Avoid Waiver - A Guide for Commercial Landlords
Step 1 – Check your Position
- Check that the Lease contains a clause allowing you to re-enter the premises in certain circumstances, e.g. where there has been a breach of the Lease.
- Check that the re-entry clause covers the tenant’s act you are complaining about, e.g. a tenant’s covenant not to assign the Lease without consent is not broken by a subletting.
- Check whether the Lease specifies any pre-conditions for exercising the right to forfeit, e.g. a grace period for paying sums due under the Lease.
If you have confirmed that: (1) there is a re-entry clause in the Lease; (2) the re-entry clause covers the tenant’s act; and (3) any pre-conditions in the Lease have been satisfied: you have a right to forfeit the Lease.
Step 2 – Avoid Waiver
If you want to look into the possibility of forfeiting the Lease and regaining possession of the premises, you should ensure that you do not waive the right to forfeit in the meantime.
What is waiver?
No matter what your intention, you will waive the right to forfeit if you: (a) know of your tenant’s breach; and (b) do something which unequivocally recognises the Lease as existing or continuing. In order for there to be waiver, your act which treats the Lease as if it is still in existence must also have been communicated to the tenant.
Always think: Will what I am about to do treat the Lease as if it still exists? Am I doing something which I am only allowed to do by virtue of the Lease?
Potential acts of waiver:
- Demanding or accepting sums due under the Lease.
- Levying distress.
- Negotiating or granting consents required under the Lease.
- Serving notices under the Lease.
- Serving statutory notices.
- Seeking an injunction against a breach of covenant.
- Arranging to inspect the premises.
- Offering to accept or negotiating a surrender of the Lease.

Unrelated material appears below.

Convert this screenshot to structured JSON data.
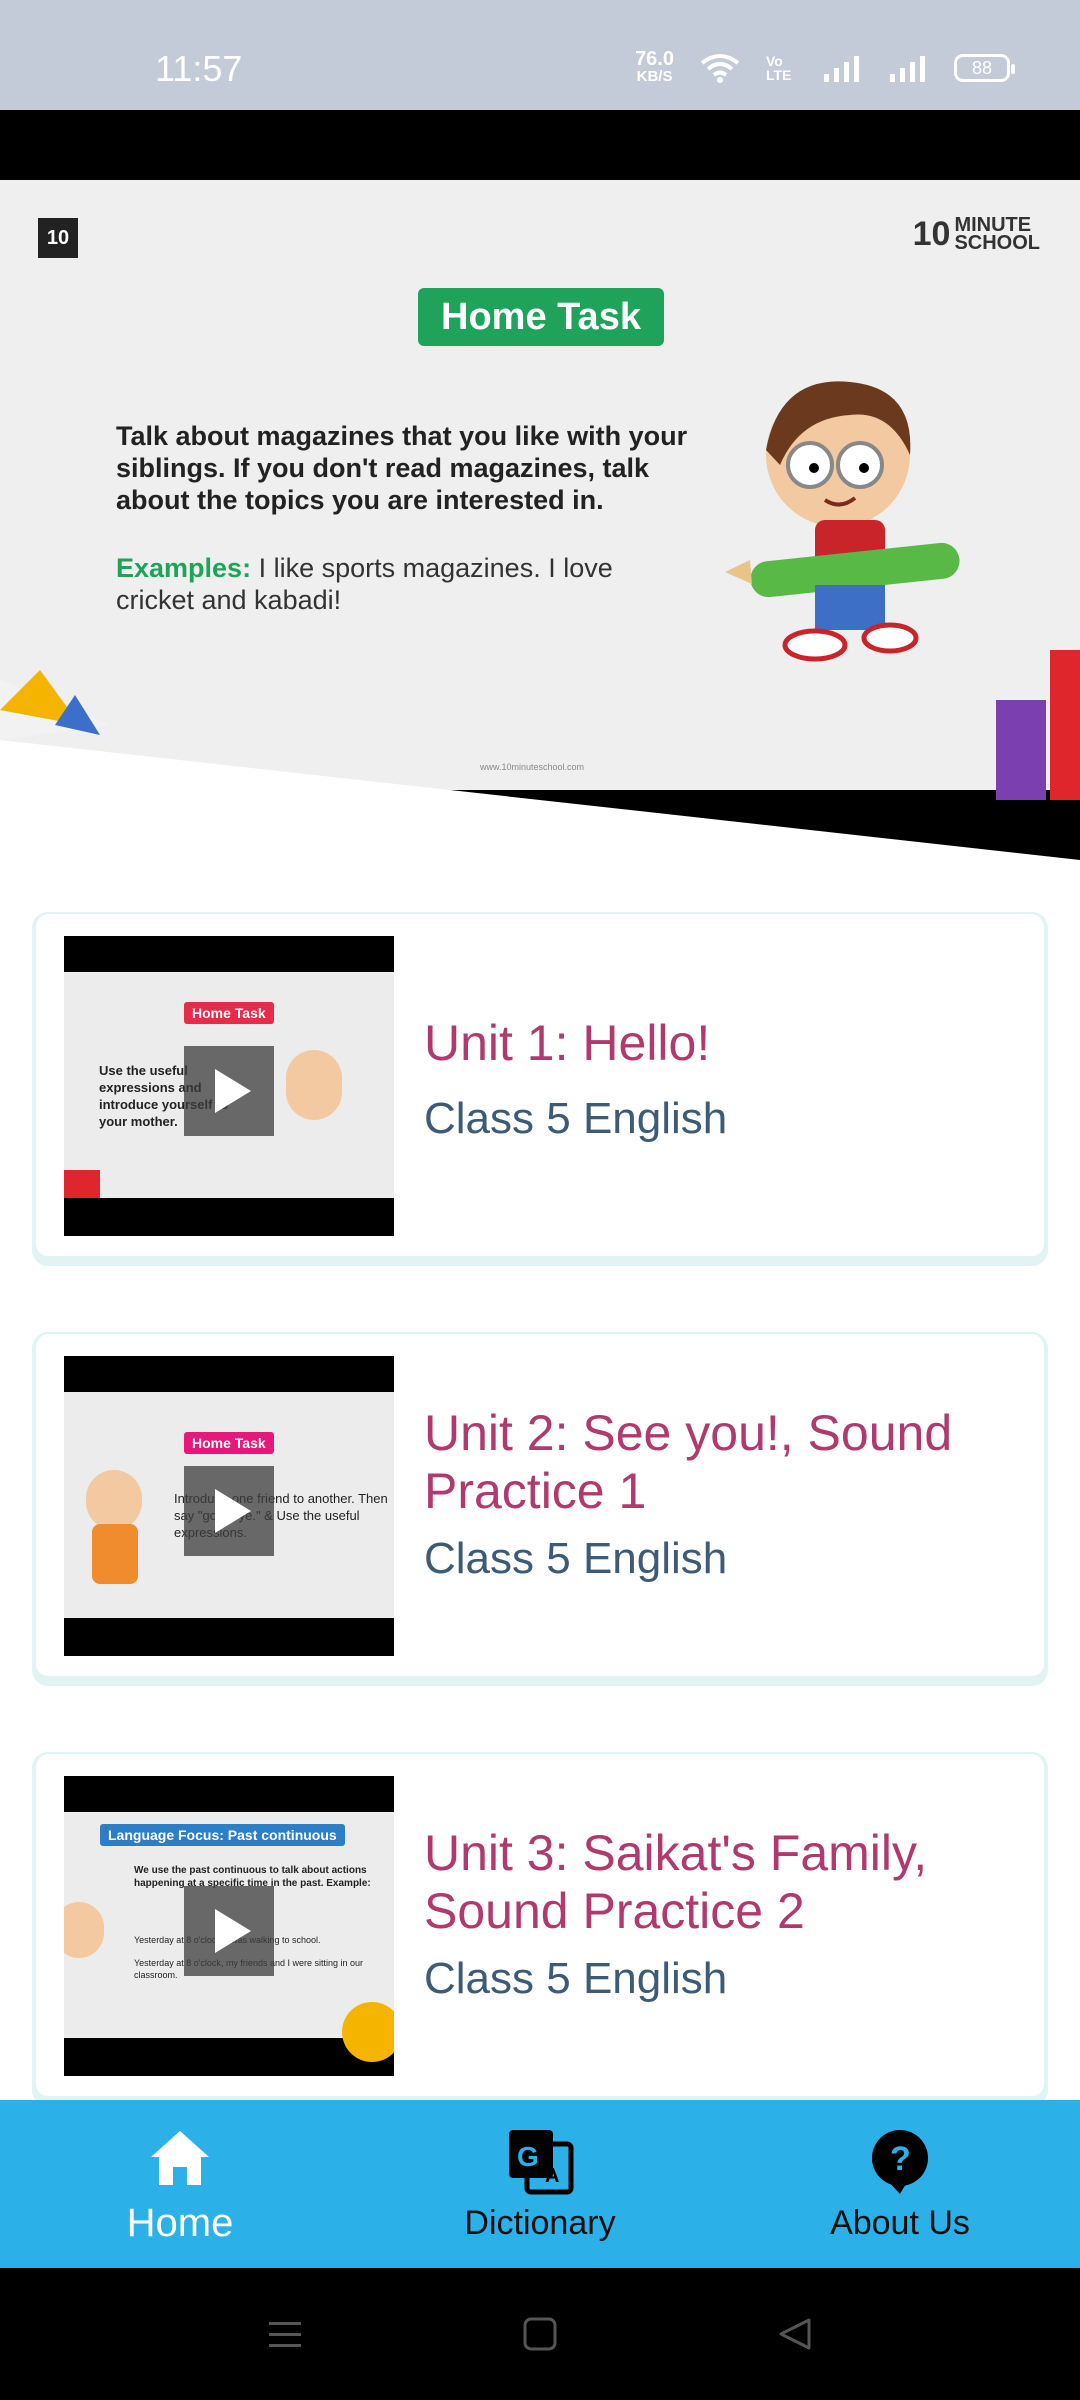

For some breaches (which are called “continuing breaches”), it may not be a problem if you waive the right to forfeit because the right can arise again. However, it is generally better to take a cautious approach at first, until you have confirmed the nature of the breach.
Some of the common breaches of Lease, e.g. non-payment of rent, unauthorised assignment, unauthorised subletting and insolvency, are all regarded as “once and for all” breaches. This means that waiver in those cases would lose you the right to forfeit until there is any further breach by the tenant.
Step 3 – Actively Preserve the Right to Forfeit
- Only communicate with the tenant and/or its representatives on a without prejudice basis, if at all.
- Ensure that no sums due under the Lease are demanded or accepted, even on a without prejudice basis. Any letters to the tenant to chase arrears should be carefully worded, so that they do not waive the right to forfeit.
- Do not discuss the payment of future sums due under the Lease with the tenant and/or its representatives, even on a without prejudice basis.
Step 4 – Consider the possibility of forfeiting the Lease
This note is not intended to advise on the considerations that arise here and specific advice should be sought in individual cases. However, as a guide, the following factors should be borne in mind:
- Do you want to redevelop the premises?
- Is there a rent deposit?
- Is there a subtenant at the premises?
- Do you have a guarantor or any former tenants or former guarantors who are still liable?
- Are you confident that you can re-let the premises?
- Will the new rent payable by any new tenant be at least as much as the existing rent?